As the title mentionsIt's a bizarre concept. I'm never a fan of Multi-Cam setups outside of TV work, but this YT vid from this guy ThisGuyEdits surprised me.Its around the 6:30 markhttps://www.youtube.com/watch?v=FCs8Qqy5fFE
Multi Cam setups have been used for decades in feature films. Usually for stunt work and blowing things up. Less for dialog scenes, where DPs want to control every shot, and where you just don't want to blow film on take after take.
But, yeah, especially now that it's all digital multicam is getting used more on small-to-mid budget shoots.
A good example is Sin City from 2005. Rodriguez not only ran multiple cams in many scenes since digital is cheap and drives reused he also shot all the rehearsals. There's a scene in particular with Clive Owen and Benicio del Toro that ended up being mostly rehearsal takes, as-libs, etc from the three cameras running.
I used multi-cam for the TV show I produced, directed and edited. 6 cameras allowed for a lot of footage from multiple angles, making the show more interesting but the editing took forever as a result.
@Triem23 Well. I learned something today.@Karma Yes, for a lot of TV work, its pretty standard. My surprise was its use in feature films
@Hictor other than stunt work (like car crashes and explosions), multicam work on features is relatively new, and rare. I haven't watched the video you posted, but I bet all the cameras are close together, grabbing close, medium and/or wide from nearly identical positions?
Precisely.I think it's the only format (along with what you suggested) where it makes sense. Or perhaps in wide areas but each are mounted on rails and are expertly coordinated.Still think the Birdman setup is the coolest though.
You have successfully subscribed to the newsletter.

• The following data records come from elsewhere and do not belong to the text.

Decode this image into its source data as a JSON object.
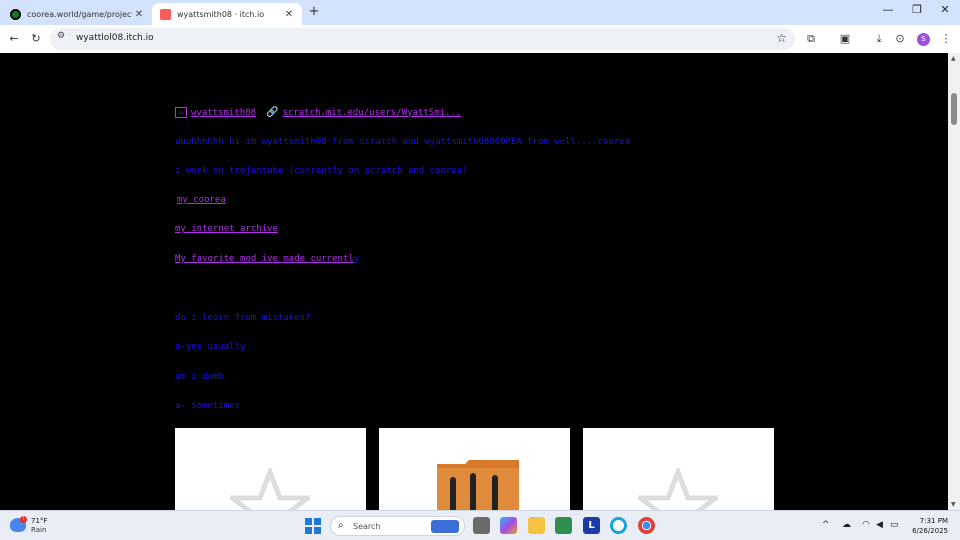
{
  "browser": {
    "tabs": [
      {
        "title": "coorea.world/game/projects/...",
        "active": false
      },
      {
        "title": "wyattsmith08 · itch.io",
        "active": true
      }
    ],
    "address": "wyattlol08.itch.io"
  },
  "page": {
    "username": "wyattsmith08",
    "scratch_link": "scratch.mit.edu/users/WyattSmi...",
    "intro": "uuuhhhhhh hi im wyattsmith08 from scratch and wyattsmith08000PEA from well....coorea",
    "work": "i work on trojantube (currently on scratch and coorea)",
    "link_coorea": "my coorea",
    "link_archive": "my internet archive",
    "link_mod": "My favorite mod ive made currentl",
    "link_mod_tail": "y",
    "q1": "do i learn from mistakes?",
    "a1": "a-yes usually",
    "q2": "am i dumb",
    "a2": "a- sometimes"
  },
  "taskbar": {
    "temp": "71°F",
    "condition": "Rain",
    "search_placeholder": "Search",
    "time": "7:31 PM",
    "date": "6/26/2025"
  },
  "colors": {
    "text_blue": "#1a10e8",
    "link_purple": "#b02ee8",
    "page_bg": "#000000"
  }
}
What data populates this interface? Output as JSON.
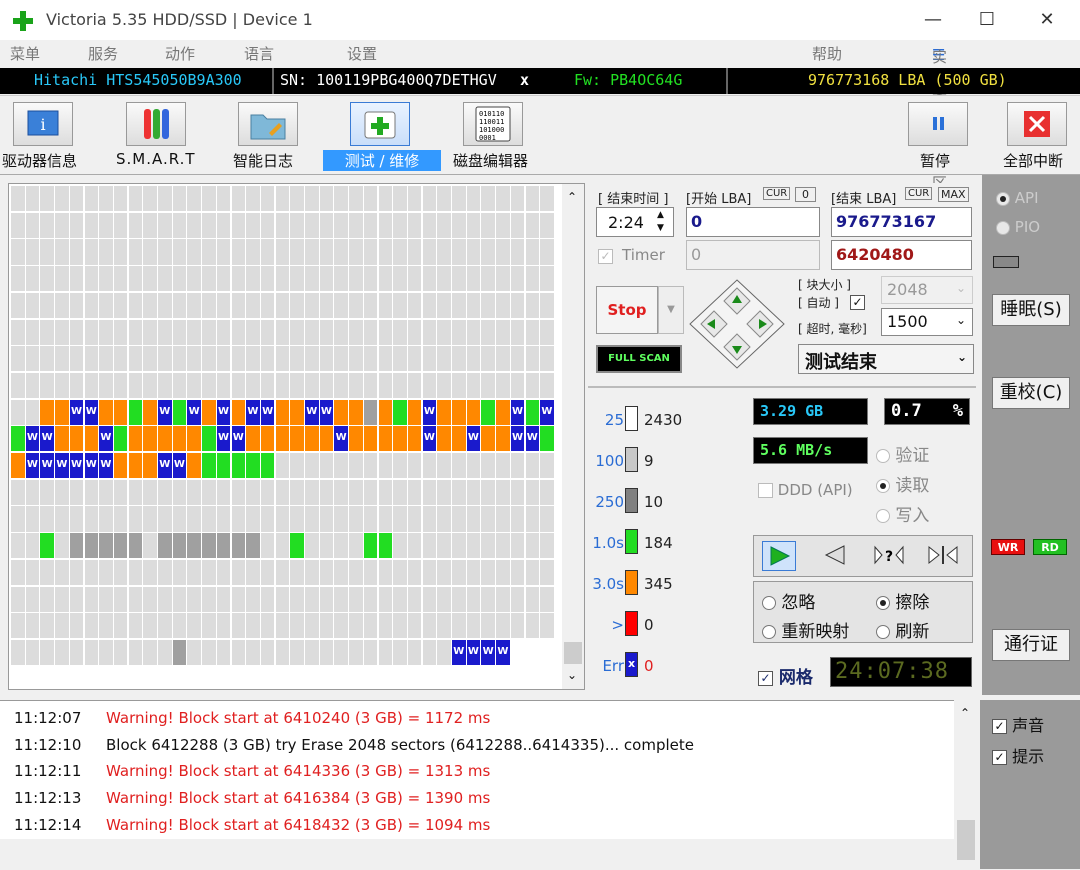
{
  "window": {
    "title": "Victoria 5.35 HDD/SSD | Device 1",
    "minimize": "—",
    "maximize": "☐",
    "close": "✕"
  },
  "menu": {
    "items": [
      "菜单",
      "服务",
      "动作",
      "语言",
      "设置"
    ],
    "help": "帮助",
    "buffer": "实时查看缓冲区"
  },
  "info": {
    "model": "Hitachi HTS545050B9A300",
    "serial": "SN: 100119PBG400Q7DETHGV",
    "close_x": "x",
    "firmware": "Fw: PB4OC64G",
    "lba": "976773168 LBA (500 GB)"
  },
  "toolbar": {
    "drive_info": "驱动器信息",
    "smart": "S.M.A.R.T",
    "log": "智能日志",
    "test": "测试 / 维修",
    "disk_editor": "磁盘编辑器",
    "pause": "暂停",
    "abort": "全部中断",
    "editor_icon_text": "010110\n110011\n101000\n0001"
  },
  "test": {
    "end_time_label": "[ 结束时间 ]",
    "start_lba_label": "[开始 LBA]",
    "cur": "CUR",
    "zero": "0",
    "end_lba_label": "[结束 LBA]",
    "max": "MAX",
    "time": "2:24",
    "start_lba": "0",
    "end_lba": "976773167",
    "timer_label": "Timer",
    "timer_value": "0",
    "current_lba": "6420480",
    "stop": "Stop",
    "block_size_label": "[ 块大小 ]",
    "auto_label": "[ 自动 ]",
    "timeout_label": "[ 超时, 毫秒]",
    "block_size": "2048",
    "timeout": "1500",
    "full_scan": "FULL SCAN",
    "status": "测试结束"
  },
  "latency": [
    {
      "label": "25",
      "count": "2430",
      "color": "#ffffff"
    },
    {
      "label": "100",
      "count": "9",
      "color": "#c8c8c8"
    },
    {
      "label": "250",
      "count": "10",
      "color": "#808080"
    },
    {
      "label": "1.0s",
      "count": "184",
      "color": "#22dd22"
    },
    {
      "label": "3.0s",
      "count": "345",
      "color": "#ff8800"
    },
    {
      "label": ">",
      "count": "0",
      "color": "#ff0000"
    },
    {
      "label": "Err",
      "count": "0",
      "color": "#1a1acc"
    }
  ],
  "stats": {
    "size": "3.29 GB",
    "percent_value": "0.7",
    "percent_sign": "%",
    "speed": "5.6 MB/s",
    "verify": "验证",
    "read": "读取",
    "write": "写入",
    "ddd": "DDD (API)"
  },
  "actions": {
    "ignore": "忽略",
    "erase": "擦除",
    "remap": "重新映射",
    "refresh": "刷新",
    "grid_label": "网格",
    "clock": "24:07:38"
  },
  "side": {
    "api": "API",
    "pio": "PIO",
    "sleep": "睡眠(S)",
    "recal": "重校(C)",
    "wr": "WR",
    "rd": "RD",
    "passport": "通行证",
    "sound": "声音",
    "hints": "提示"
  },
  "log": [
    {
      "time": "11:12:07",
      "msg": "Warning! Block start at 6410240 (3 GB)  = 1172 ms",
      "warn": true
    },
    {
      "time": "11:12:10",
      "msg": "Block 6412288 (3 GB) try Erase 2048 sectors (6412288..6414335)... complete",
      "warn": false
    },
    {
      "time": "11:12:11",
      "msg": "Warning! Block start at 6414336 (3 GB)  = 1313 ms",
      "warn": true
    },
    {
      "time": "11:12:13",
      "msg": "Warning! Block start at 6416384 (3 GB)  = 1390 ms",
      "warn": true
    },
    {
      "time": "11:12:14",
      "msg": "Warning! Block start at 6418432 (3 GB)  = 1094 ms",
      "warn": true
    }
  ],
  "map": {
    "cols": 37,
    "rows": [
      "",
      "",
      "",
      "",
      "",
      "",
      "",
      "",
      "..OOWWOOGOWGWOWOWWOOWWOOgOGOWOOOGOWGW",
      "GWWOOOWGOOOOOGWWOOOOOOWOOOOOWOOWOOWWGW",
      "OWWWWWWOOOWWOGGGGG...................",
      "",
      "",
      "..G.ggggg.ggggggg..G....GG...........",
      "",
      "",
      "",
      "...........g..................WWWW",
      "WOWOWWWWWWOOOWOWOOOOOWOOOOOWOOOOO"
    ]
  }
}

You can unsubscribe from newsletters at any time.
© 2020 FXhome Limited. All rights reserved. "FXhome", "PhotoKey", "Imerge" and "HitFilm" are trademarks of FXhome Limited.